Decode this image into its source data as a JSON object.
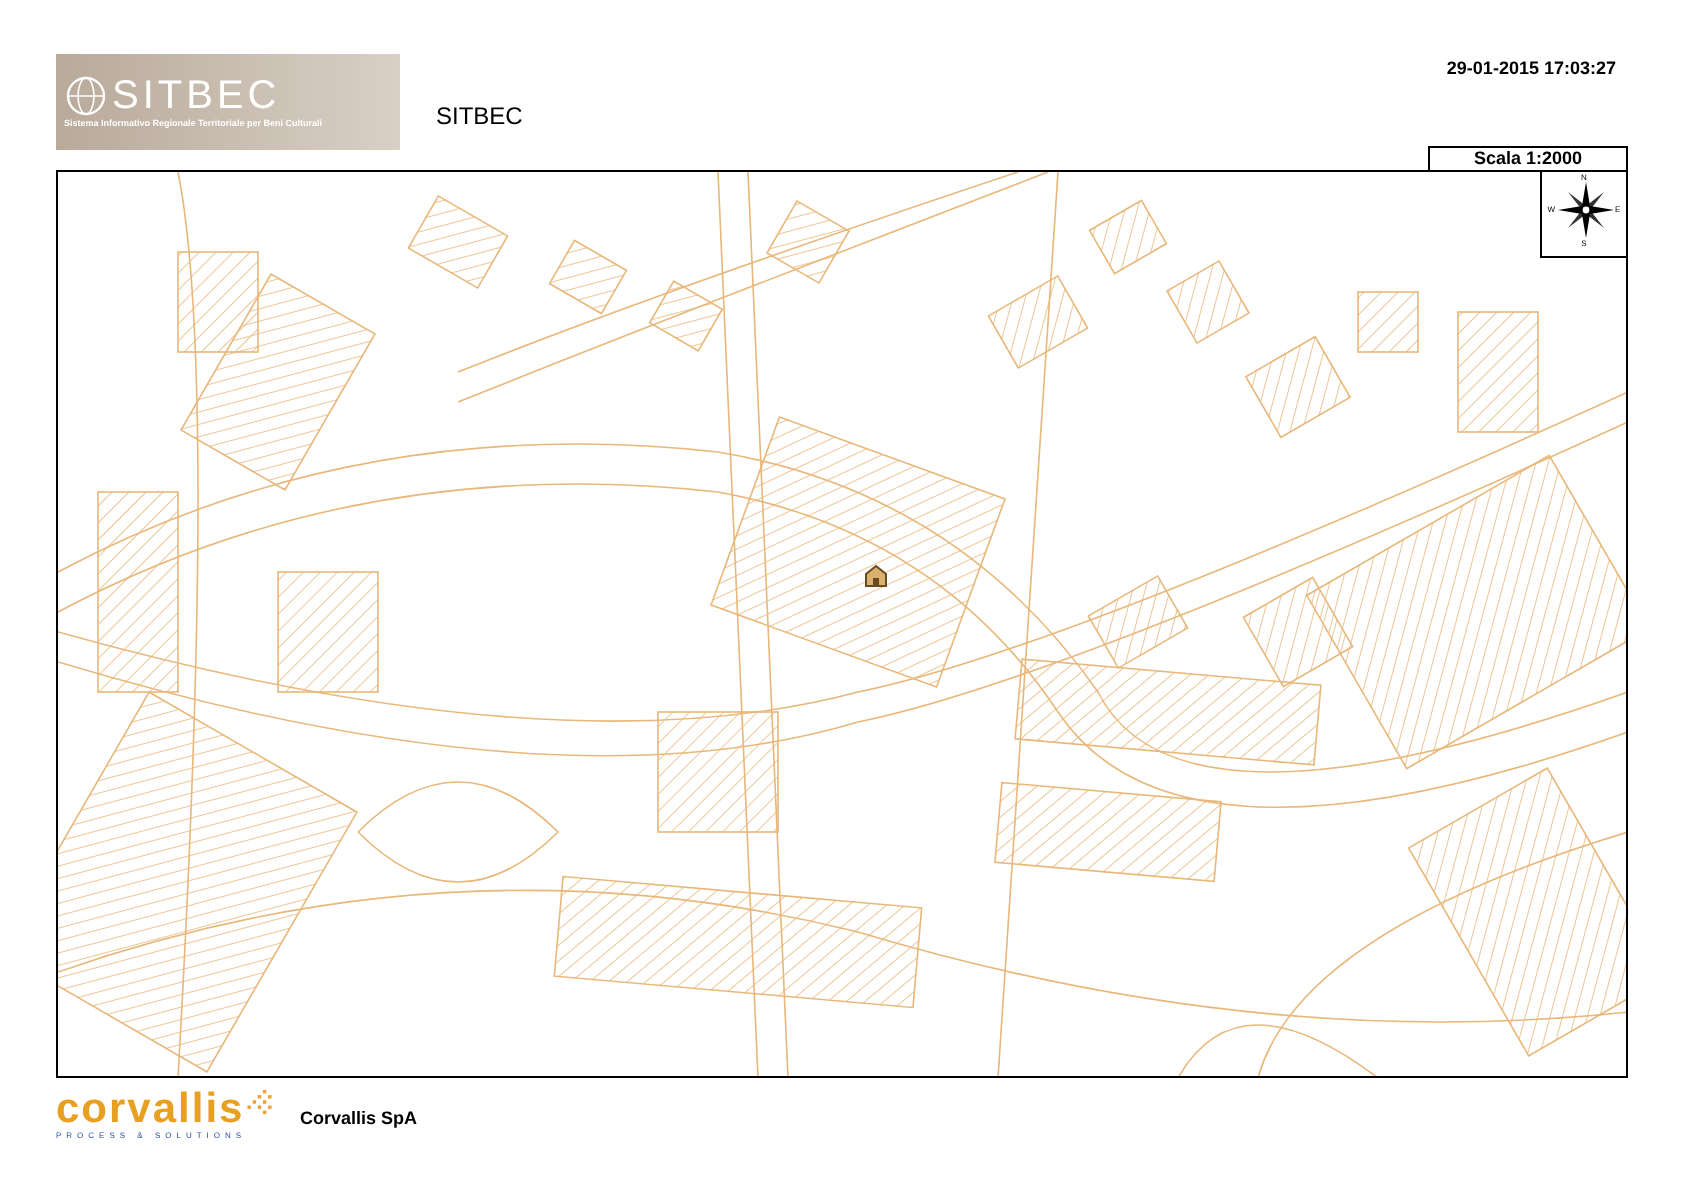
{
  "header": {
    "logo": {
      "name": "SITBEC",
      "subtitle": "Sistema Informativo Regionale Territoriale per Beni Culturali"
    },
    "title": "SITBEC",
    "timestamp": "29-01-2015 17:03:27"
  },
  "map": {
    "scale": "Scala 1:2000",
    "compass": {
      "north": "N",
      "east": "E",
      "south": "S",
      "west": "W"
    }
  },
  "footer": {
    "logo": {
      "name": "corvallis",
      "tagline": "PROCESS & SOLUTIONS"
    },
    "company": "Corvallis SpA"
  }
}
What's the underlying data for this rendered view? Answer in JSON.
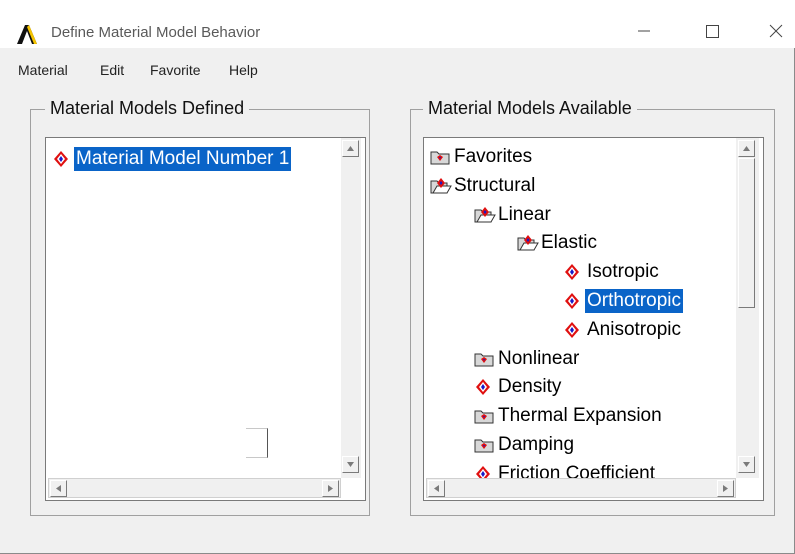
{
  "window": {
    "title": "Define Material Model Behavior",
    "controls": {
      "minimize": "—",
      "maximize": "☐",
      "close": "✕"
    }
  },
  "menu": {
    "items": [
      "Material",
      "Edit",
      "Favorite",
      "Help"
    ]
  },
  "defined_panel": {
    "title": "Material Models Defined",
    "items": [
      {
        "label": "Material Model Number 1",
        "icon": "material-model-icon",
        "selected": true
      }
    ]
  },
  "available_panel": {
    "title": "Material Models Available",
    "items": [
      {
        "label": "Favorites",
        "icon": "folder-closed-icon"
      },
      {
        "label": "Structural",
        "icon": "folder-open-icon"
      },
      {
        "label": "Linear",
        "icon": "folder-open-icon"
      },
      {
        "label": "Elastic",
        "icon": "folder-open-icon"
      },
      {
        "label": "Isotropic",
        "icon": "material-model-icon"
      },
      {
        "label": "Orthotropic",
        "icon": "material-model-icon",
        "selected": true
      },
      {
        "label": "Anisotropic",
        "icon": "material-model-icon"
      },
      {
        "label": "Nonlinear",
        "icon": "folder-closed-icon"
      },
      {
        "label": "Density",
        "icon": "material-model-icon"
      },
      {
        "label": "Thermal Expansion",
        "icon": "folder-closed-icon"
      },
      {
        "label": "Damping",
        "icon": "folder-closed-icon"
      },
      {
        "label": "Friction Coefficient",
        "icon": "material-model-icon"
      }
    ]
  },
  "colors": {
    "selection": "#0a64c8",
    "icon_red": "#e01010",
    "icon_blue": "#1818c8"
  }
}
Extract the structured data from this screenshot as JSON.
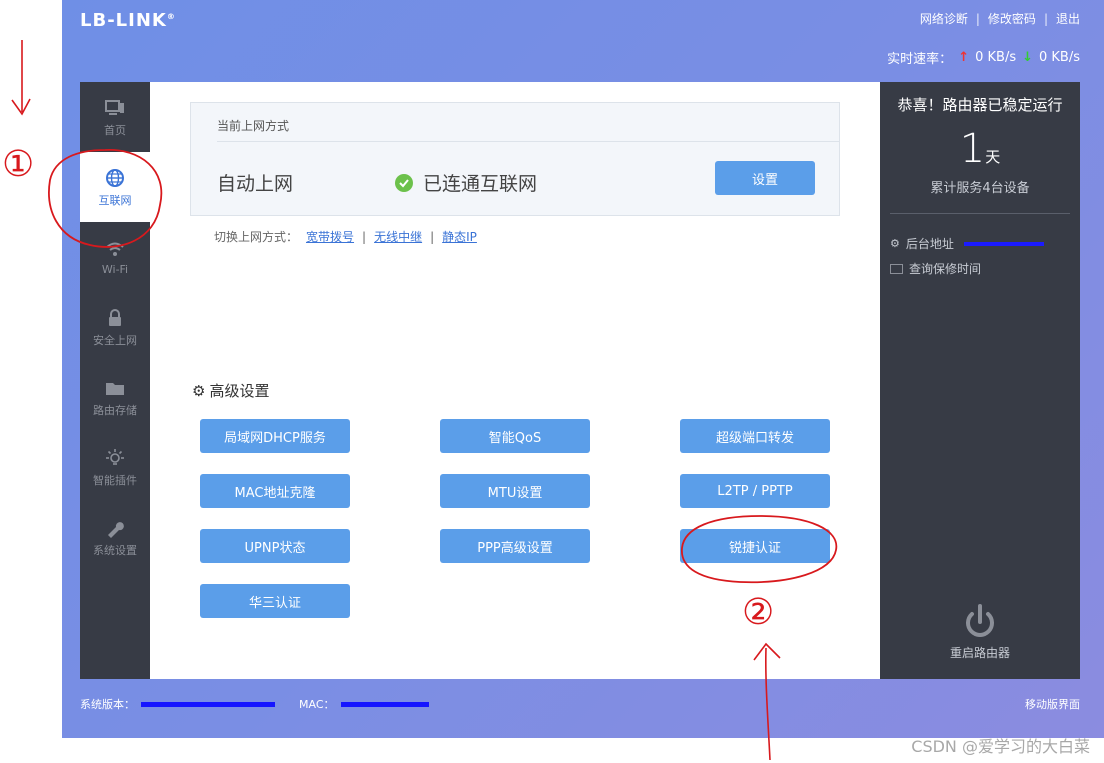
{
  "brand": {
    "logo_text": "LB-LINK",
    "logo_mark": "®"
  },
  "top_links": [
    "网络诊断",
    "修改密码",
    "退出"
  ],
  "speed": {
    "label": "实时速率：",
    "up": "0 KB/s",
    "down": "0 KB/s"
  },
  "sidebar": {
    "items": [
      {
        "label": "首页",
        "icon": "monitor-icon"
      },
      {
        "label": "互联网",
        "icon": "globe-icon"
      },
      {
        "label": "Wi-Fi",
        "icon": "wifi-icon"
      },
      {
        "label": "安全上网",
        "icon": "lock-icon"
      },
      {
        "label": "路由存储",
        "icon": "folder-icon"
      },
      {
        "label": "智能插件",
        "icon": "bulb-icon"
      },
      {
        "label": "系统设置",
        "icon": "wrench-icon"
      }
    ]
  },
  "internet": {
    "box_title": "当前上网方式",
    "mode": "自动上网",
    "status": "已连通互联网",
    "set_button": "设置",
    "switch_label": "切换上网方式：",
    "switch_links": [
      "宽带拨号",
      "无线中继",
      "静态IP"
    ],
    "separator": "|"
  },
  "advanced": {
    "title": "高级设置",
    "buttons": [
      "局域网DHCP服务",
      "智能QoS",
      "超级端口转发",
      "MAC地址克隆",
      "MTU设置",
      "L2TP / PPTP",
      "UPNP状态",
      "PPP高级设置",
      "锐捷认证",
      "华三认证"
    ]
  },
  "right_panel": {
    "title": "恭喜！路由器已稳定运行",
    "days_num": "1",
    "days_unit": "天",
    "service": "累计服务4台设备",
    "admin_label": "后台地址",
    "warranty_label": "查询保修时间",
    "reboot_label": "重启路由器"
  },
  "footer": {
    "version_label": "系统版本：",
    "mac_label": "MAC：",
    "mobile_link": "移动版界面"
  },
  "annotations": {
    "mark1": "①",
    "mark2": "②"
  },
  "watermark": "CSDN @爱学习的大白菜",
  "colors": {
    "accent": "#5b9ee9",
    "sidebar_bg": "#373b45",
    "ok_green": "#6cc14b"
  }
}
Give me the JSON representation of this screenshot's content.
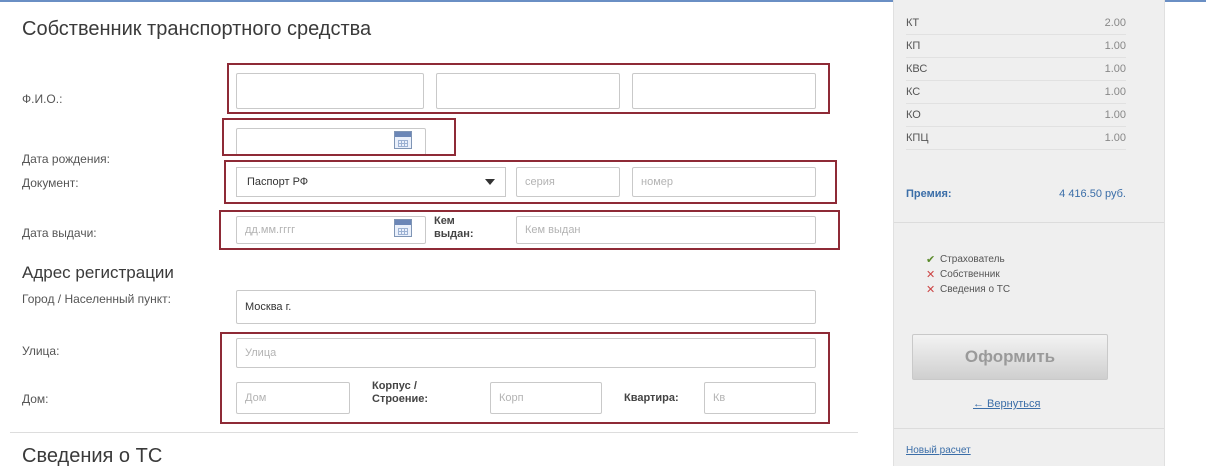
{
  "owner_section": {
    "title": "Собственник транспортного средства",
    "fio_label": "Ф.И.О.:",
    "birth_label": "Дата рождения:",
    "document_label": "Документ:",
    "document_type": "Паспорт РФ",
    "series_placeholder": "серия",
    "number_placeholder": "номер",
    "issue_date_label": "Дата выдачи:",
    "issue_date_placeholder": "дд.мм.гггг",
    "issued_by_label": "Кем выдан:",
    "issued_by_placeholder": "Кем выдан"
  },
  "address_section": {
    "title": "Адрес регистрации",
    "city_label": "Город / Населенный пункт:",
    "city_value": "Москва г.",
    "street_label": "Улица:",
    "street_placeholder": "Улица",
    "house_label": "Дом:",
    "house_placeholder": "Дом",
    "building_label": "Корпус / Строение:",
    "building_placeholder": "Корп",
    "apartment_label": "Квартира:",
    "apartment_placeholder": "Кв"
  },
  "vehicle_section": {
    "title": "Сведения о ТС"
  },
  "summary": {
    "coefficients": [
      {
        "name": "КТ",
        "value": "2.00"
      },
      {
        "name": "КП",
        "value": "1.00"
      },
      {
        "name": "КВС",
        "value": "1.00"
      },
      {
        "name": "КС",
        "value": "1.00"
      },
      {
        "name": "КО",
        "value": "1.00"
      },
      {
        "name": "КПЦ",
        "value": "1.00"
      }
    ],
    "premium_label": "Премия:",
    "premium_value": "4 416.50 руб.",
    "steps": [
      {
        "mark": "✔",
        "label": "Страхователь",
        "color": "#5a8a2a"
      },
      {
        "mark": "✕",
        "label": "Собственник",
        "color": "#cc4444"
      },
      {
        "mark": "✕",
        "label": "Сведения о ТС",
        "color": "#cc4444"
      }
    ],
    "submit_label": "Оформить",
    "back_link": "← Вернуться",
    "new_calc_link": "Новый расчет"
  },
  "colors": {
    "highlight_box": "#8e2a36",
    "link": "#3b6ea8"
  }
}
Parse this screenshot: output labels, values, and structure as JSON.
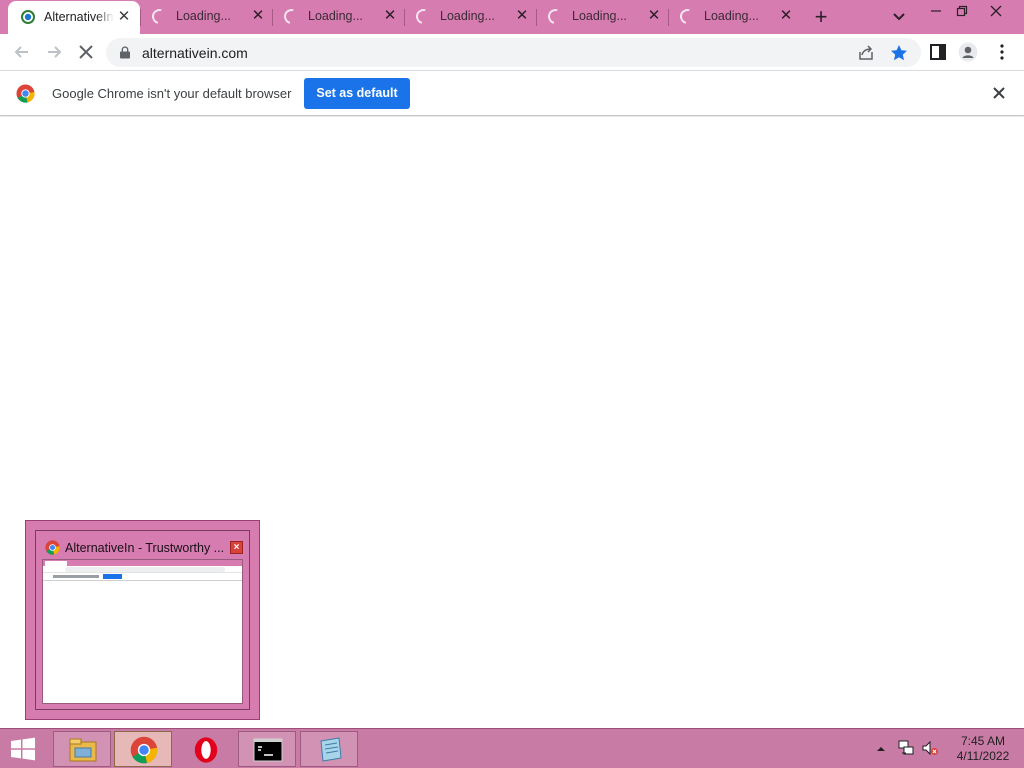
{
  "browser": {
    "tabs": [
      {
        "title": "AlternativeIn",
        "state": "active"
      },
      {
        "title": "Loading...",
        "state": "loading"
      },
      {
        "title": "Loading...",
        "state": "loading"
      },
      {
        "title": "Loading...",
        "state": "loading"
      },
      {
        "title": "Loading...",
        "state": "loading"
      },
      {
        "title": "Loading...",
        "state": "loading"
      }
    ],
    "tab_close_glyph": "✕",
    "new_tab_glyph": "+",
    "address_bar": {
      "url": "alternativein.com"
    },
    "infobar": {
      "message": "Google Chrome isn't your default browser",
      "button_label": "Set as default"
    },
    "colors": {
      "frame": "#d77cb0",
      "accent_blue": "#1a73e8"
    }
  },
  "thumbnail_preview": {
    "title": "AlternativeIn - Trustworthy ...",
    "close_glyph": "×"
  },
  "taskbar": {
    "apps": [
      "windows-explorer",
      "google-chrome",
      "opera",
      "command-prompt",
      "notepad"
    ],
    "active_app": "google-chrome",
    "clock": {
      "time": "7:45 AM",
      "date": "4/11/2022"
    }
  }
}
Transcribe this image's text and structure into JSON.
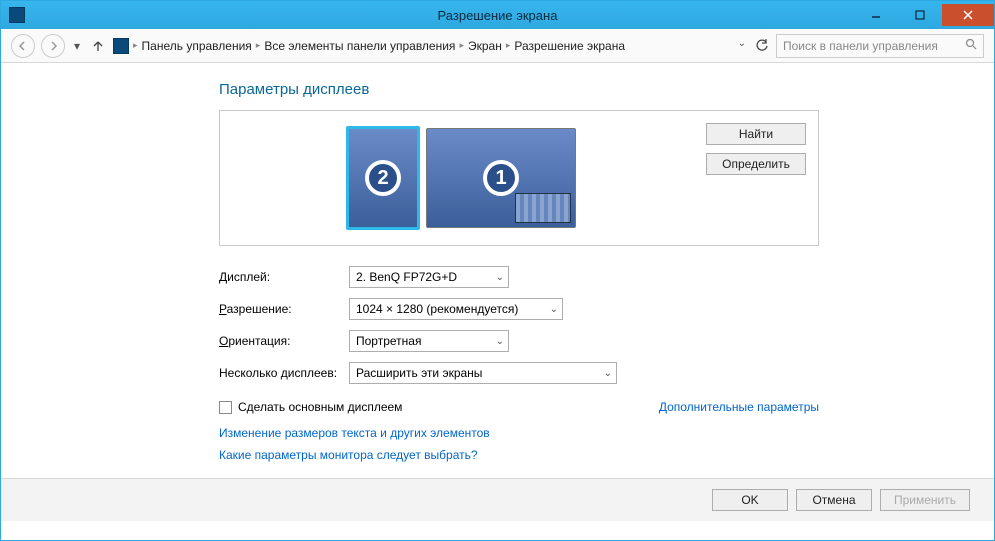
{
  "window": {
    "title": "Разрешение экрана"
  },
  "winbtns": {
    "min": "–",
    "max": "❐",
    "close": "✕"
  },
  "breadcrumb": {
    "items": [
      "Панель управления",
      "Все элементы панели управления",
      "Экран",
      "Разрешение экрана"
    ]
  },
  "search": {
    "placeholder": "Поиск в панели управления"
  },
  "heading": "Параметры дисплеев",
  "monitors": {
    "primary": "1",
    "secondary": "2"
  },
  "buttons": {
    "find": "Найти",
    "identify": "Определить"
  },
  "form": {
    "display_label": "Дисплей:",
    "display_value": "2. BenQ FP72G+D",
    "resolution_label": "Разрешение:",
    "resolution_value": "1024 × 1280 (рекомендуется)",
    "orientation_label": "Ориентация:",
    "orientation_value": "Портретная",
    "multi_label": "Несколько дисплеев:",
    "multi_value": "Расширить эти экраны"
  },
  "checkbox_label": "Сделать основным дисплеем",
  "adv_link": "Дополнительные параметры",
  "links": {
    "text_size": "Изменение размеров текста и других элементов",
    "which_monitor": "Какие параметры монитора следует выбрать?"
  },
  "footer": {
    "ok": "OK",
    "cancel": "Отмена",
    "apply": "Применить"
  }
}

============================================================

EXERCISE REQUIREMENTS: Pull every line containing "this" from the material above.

RESPONSE AREA:
Decode this image into its source data as a JSON object.
What's the underlying data for this rendered view? Answer in JSON.
Extract the structured data from this screenshot as JSON.
Give me the JSON representation of this screenshot's content.
Parse this screenshot: output labels, values, and structure as JSON.
Transcribe this image's text and structure into JSON.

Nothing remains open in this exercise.